◆ DIRECTIONS ◆
Search the records below for the string "JSON" and copy each line where it turns up.

◆ MATERIAL SUPPLIED ◆
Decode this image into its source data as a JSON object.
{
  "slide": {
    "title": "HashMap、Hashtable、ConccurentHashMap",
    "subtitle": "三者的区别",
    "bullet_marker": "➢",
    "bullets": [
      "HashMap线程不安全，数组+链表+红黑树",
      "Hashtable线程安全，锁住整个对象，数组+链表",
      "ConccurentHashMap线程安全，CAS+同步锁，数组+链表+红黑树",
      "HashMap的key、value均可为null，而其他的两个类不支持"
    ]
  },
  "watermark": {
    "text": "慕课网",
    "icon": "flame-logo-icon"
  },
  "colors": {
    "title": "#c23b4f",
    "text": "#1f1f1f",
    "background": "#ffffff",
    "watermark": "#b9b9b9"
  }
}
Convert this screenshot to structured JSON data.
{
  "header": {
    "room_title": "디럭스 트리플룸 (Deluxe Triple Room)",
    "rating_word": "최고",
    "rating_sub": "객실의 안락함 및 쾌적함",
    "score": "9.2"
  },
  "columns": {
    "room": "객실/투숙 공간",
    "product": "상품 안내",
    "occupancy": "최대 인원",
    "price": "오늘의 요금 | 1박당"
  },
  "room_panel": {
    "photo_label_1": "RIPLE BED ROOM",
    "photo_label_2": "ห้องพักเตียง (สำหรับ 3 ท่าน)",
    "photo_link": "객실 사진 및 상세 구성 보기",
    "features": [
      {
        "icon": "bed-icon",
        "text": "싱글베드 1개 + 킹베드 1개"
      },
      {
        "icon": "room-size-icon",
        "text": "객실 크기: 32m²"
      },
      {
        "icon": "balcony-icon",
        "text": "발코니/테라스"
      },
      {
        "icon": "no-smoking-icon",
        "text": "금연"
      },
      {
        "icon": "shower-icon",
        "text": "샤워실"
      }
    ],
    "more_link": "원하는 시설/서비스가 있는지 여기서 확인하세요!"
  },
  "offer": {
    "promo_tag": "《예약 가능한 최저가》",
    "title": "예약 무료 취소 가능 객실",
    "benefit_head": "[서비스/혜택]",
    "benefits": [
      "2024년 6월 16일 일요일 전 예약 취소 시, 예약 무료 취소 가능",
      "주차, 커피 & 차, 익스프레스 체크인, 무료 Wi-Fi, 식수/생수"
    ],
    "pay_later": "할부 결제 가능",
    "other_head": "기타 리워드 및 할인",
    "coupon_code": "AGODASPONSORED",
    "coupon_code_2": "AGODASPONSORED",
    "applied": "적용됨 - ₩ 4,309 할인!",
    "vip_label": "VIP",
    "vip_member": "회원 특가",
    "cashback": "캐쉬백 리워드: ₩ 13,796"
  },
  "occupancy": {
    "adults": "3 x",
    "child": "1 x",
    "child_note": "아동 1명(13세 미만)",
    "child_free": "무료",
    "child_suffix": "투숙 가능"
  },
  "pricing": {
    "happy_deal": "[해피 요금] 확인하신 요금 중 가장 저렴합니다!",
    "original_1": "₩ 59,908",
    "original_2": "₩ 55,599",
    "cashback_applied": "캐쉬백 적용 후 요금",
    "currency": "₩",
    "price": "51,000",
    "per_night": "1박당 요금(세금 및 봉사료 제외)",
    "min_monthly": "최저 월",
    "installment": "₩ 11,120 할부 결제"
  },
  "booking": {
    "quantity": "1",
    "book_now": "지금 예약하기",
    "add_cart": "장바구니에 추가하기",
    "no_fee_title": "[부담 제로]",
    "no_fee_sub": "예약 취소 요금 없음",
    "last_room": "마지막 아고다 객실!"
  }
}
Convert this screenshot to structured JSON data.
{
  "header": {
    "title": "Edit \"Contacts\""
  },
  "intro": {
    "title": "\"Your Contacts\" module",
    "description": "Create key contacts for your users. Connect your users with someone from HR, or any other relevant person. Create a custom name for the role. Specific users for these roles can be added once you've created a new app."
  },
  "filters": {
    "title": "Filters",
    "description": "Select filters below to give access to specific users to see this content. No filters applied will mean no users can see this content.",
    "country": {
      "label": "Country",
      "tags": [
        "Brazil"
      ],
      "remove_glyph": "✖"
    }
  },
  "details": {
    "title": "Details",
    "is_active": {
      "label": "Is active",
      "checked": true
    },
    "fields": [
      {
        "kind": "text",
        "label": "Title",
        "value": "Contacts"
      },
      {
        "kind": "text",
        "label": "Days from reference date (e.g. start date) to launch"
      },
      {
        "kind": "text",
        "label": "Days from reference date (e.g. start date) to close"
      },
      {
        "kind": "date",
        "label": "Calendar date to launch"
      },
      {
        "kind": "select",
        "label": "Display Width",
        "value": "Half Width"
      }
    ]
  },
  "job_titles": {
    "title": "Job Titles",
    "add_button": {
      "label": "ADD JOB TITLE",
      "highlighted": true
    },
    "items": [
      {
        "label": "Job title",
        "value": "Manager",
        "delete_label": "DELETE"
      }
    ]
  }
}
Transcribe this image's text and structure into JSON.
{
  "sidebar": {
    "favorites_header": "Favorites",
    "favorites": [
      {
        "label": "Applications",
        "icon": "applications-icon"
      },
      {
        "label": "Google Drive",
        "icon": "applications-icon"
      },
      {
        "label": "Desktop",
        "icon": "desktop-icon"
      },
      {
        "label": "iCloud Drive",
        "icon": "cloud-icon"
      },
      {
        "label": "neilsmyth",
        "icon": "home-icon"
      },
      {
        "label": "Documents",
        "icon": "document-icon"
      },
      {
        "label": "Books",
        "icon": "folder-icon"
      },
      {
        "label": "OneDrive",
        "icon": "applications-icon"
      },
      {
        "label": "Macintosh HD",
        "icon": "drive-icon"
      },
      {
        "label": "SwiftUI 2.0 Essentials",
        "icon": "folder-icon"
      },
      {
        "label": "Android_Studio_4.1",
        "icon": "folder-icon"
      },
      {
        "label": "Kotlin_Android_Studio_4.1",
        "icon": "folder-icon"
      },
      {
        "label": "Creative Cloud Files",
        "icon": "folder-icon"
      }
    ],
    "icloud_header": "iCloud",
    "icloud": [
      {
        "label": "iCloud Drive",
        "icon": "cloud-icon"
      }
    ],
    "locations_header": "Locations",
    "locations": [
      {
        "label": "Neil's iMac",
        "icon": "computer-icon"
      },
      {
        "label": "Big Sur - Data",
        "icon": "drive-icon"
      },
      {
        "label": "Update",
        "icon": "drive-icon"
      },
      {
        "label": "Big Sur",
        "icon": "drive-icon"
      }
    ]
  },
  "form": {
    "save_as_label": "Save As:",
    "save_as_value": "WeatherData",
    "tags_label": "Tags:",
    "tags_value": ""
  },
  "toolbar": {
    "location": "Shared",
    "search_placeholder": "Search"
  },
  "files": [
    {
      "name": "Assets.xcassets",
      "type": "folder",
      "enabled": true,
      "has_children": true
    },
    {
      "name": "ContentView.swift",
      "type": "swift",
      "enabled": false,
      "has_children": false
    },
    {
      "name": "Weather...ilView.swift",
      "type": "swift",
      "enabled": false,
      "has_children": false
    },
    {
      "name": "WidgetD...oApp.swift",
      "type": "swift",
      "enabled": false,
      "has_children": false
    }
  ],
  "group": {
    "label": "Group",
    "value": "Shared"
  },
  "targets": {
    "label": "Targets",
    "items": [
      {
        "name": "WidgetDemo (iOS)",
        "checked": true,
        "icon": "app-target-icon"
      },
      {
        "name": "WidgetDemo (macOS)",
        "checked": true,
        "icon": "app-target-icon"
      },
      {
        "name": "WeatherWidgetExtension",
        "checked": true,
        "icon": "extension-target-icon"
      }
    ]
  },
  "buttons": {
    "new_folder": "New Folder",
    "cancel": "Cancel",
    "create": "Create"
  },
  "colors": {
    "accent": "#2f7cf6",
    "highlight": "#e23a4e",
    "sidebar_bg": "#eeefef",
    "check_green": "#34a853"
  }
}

◆ YOUR RESPONSE ◆
Decode this image into its source data as a JSON object.
Convert this screenshot to structured JSON data.
Convert this screenshot to structured JSON data.
Transcribe this image's text and structure into JSON.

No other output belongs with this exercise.